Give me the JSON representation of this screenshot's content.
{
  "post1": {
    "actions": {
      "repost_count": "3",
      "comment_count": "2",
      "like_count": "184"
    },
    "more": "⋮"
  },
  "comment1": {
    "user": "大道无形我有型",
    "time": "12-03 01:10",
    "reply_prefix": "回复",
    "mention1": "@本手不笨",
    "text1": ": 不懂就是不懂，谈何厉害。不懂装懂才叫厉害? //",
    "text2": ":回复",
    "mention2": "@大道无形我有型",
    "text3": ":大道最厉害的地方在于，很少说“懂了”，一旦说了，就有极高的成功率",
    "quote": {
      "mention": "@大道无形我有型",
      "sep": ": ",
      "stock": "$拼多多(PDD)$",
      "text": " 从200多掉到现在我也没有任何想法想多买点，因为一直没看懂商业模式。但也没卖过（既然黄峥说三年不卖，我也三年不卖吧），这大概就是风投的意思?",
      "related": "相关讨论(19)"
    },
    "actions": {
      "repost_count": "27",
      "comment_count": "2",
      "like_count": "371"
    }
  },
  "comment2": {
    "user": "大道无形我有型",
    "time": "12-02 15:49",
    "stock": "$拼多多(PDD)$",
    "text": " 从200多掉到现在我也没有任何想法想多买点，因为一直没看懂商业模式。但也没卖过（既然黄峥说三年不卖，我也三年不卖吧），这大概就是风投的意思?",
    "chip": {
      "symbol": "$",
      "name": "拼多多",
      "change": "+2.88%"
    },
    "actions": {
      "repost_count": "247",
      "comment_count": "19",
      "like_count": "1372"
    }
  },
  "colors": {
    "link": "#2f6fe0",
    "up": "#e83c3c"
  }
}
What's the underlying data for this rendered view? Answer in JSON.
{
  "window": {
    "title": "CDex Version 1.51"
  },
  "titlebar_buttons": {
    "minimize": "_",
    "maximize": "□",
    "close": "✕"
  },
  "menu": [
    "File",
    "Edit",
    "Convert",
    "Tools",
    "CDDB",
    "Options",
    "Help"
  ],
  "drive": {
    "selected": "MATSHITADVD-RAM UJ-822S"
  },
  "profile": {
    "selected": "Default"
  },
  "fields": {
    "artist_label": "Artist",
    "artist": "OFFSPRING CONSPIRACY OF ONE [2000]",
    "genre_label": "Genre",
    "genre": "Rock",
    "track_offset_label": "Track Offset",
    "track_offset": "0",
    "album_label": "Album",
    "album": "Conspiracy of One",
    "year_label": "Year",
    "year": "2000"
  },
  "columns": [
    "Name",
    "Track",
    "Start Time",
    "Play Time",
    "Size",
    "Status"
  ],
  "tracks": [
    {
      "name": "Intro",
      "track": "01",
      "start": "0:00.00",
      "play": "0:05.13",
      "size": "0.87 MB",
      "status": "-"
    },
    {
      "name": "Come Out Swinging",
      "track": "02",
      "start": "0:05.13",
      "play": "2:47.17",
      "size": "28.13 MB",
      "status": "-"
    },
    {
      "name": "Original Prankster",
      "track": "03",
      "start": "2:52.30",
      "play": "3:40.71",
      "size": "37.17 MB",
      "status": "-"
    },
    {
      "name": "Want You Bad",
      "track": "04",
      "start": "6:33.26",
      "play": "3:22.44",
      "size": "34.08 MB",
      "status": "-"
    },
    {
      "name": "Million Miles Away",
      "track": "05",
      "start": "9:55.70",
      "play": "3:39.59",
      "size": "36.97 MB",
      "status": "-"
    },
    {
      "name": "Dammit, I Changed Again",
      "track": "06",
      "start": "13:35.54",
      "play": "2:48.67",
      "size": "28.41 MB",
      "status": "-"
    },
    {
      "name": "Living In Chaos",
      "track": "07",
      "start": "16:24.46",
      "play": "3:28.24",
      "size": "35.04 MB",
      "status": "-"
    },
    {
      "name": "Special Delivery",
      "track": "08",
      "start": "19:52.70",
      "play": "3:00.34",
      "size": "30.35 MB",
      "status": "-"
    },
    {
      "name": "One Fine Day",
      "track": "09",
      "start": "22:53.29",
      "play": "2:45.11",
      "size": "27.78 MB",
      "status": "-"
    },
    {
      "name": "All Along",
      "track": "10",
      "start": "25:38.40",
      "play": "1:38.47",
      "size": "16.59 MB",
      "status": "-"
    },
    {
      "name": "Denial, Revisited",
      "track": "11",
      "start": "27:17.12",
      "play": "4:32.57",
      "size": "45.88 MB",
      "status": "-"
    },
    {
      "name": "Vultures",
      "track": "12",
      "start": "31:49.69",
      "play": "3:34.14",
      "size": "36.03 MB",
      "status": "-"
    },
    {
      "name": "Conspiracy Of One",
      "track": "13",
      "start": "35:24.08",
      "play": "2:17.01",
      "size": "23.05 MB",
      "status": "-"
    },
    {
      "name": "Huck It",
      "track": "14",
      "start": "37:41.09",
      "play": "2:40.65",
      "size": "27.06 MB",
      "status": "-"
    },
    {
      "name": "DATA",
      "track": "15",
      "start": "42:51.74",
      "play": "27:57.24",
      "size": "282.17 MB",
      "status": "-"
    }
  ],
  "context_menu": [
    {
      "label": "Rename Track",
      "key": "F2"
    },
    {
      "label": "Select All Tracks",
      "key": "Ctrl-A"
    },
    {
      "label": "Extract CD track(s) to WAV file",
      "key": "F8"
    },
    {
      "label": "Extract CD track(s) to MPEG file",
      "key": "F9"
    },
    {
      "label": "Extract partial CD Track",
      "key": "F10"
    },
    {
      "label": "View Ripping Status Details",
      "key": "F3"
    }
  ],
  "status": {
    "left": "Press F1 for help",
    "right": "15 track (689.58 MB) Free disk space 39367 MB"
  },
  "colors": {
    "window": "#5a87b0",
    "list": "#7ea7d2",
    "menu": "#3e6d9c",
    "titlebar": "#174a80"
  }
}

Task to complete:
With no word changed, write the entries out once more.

Task response:
Give me the JSON representation of this screenshot's content.
{
  "post1": {
    "actions": {
      "repost_count": "3",
      "comment_count": "2",
      "like_count": "184"
    },
    "more": "⋮"
  },
  "comment1": {
    "user": "大道无形我有型",
    "time": "12-03 01:10",
    "reply_prefix": "回复",
    "mention1": "@本手不笨",
    "text1": ": 不懂就是不懂，谈何厉害。不懂装懂才叫厉害? //",
    "text2": ":回复",
    "mention2": "@大道无形我有型",
    "text3": ":大道最厉害的地方在于，很少说“懂了”，一旦说了，就有极高的成功率",
    "quote": {
      "mention": "@大道无形我有型",
      "sep": ": ",
      "stock": "$拼多多(PDD)$",
      "text": " 从200多掉到现在我也没有任何想法想多买点，因为一直没看懂商业模式。但也没卖过（既然黄峥说三年不卖，我也三年不卖吧），这大概就是风投的意思?",
      "related": "相关讨论(19)"
    },
    "actions": {
      "repost_count": "27",
      "comment_count": "2",
      "like_count": "371"
    }
  },
  "comment2": {
    "user": "大道无形我有型",
    "time": "12-02 15:49",
    "stock": "$拼多多(PDD)$",
    "text": " 从200多掉到现在我也没有任何想法想多买点，因为一直没看懂商业模式。但也没卖过（既然黄峥说三年不卖，我也三年不卖吧），这大概就是风投的意思?",
    "chip": {
      "symbol": "$",
      "name": "拼多多",
      "change": "+2.88%"
    },
    "actions": {
      "repost_count": "247",
      "comment_count": "19",
      "like_count": "1372"
    }
  },
  "colors": {
    "link": "#2f6fe0",
    "up": "#e83c3c"
  }
}
What's the underlying data for this rendered view? Answer in JSON.
{
  "window": {
    "title": "CDex Version 1.51"
  },
  "titlebar_buttons": {
    "minimize": "_",
    "maximize": "□",
    "close": "✕"
  },
  "menu": [
    "File",
    "Edit",
    "Convert",
    "Tools",
    "CDDB",
    "Options",
    "Help"
  ],
  "drive": {
    "selected": "MATSHITADVD-RAM UJ-822S"
  },
  "profile": {
    "selected": "Default"
  },
  "fields": {
    "artist_label": "Artist",
    "artist": "OFFSPRING CONSPIRACY OF ONE [2000]",
    "genre_label": "Genre",
    "genre": "Rock",
    "track_offset_label": "Track Offset",
    "track_offset": "0",
    "album_label": "Album",
    "album": "Conspiracy of One",
    "year_label": "Year",
    "year": "2000"
  },
  "columns": [
    "Name",
    "Track",
    "Start Time",
    "Play Time",
    "Size",
    "Status"
  ],
  "tracks": [
    {
      "name": "Intro",
      "track": "01",
      "start": "0:00.00",
      "play": "0:05.13",
      "size": "0.87 MB",
      "status": "-"
    },
    {
      "name": "Come Out Swinging",
      "track": "02",
      "start": "0:05.13",
      "play": "2:47.17",
      "size": "28.13 MB",
      "status": "-"
    },
    {
      "name": "Original Prankster",
      "track": "03",
      "start": "2:52.30",
      "play": "3:40.71",
      "size": "37.17 MB",
      "status": "-"
    },
    {
      "name": "Want You Bad",
      "track": "04",
      "start": "6:33.26",
      "play": "3:22.44",
      "size": "34.08 MB",
      "status": "-"
    },
    {
      "name": "Million Miles Away",
      "track": "05",
      "start": "9:55.70",
      "play": "3:39.59",
      "size": "36.97 MB",
      "status": "-"
    },
    {
      "name": "Dammit, I Changed Again",
      "track": "06",
      "start": "13:35.54",
      "play": "2:48.67",
      "size": "28.41 MB",
      "status": "-"
    },
    {
      "name": "Living In Chaos",
      "track": "07",
      "start": "16:24.46",
      "play": "3:28.24",
      "size": "35.04 MB",
      "status": "-"
    },
    {
      "name": "Special Delivery",
      "track": "08",
      "start": "19:52.70",
      "play": "3:00.34",
      "size": "30.35 MB",
      "status": "-"
    },
    {
      "name": "One Fine Day",
      "track": "09",
      "start": "22:53.29",
      "play": "2:45.11",
      "size": "27.78 MB",
      "status": "-"
    },
    {
      "name": "All Along",
      "track": "10",
      "start": "25:38.40",
      "play": "1:38.47",
      "size": "16.59 MB",
      "status": "-"
    },
    {
      "name": "Denial, Revisited",
      "track": "11",
      "start": "27:17.12",
      "play": "4:32.57",
      "size": "45.88 MB",
      "status": "-"
    },
    {
      "name": "Vultures",
      "track": "12",
      "start": "31:49.69",
      "play": "3:34.14",
      "size": "36.03 MB",
      "status": "-"
    },
    {
      "name": "Conspiracy Of One",
      "track": "13",
      "start": "35:24.08",
      "play": "2:17.01",
      "size": "23.05 MB",
      "status": "-"
    },
    {
      "name": "Huck It",
      "track": "14",
      "start": "37:41.09",
      "play": "2:40.65",
      "size": "27.06 MB",
      "status": "-"
    },
    {
      "name": "DATA",
      "track": "15",
      "start": "42:51.74",
      "play": "27:57.24",
      "size": "282.17 MB",
      "status": "-"
    }
  ],
  "context_menu": [
    {
      "label": "Rename Track",
      "key": "F2"
    },
    {
      "label": "Select All Tracks",
      "key": "Ctrl-A"
    },
    {
      "label": "Extract CD track(s) to WAV file",
      "key": "F8"
    },
    {
      "label": "Extract CD track(s) to MPEG file",
      "key": "F9"
    },
    {
      "label": "Extract partial CD Track",
      "key": "F10"
    },
    {
      "label": "View Ripping Status Details",
      "key": "F3"
    }
  ],
  "status": {
    "left": "Press F1 for help",
    "right": "15 track (689.58 MB) Free disk space 39367 MB"
  },
  "colors": {
    "window": "#5a87b0",
    "list": "#7ea7d2",
    "menu": "#3e6d9c",
    "titlebar": "#174a80"
  }
}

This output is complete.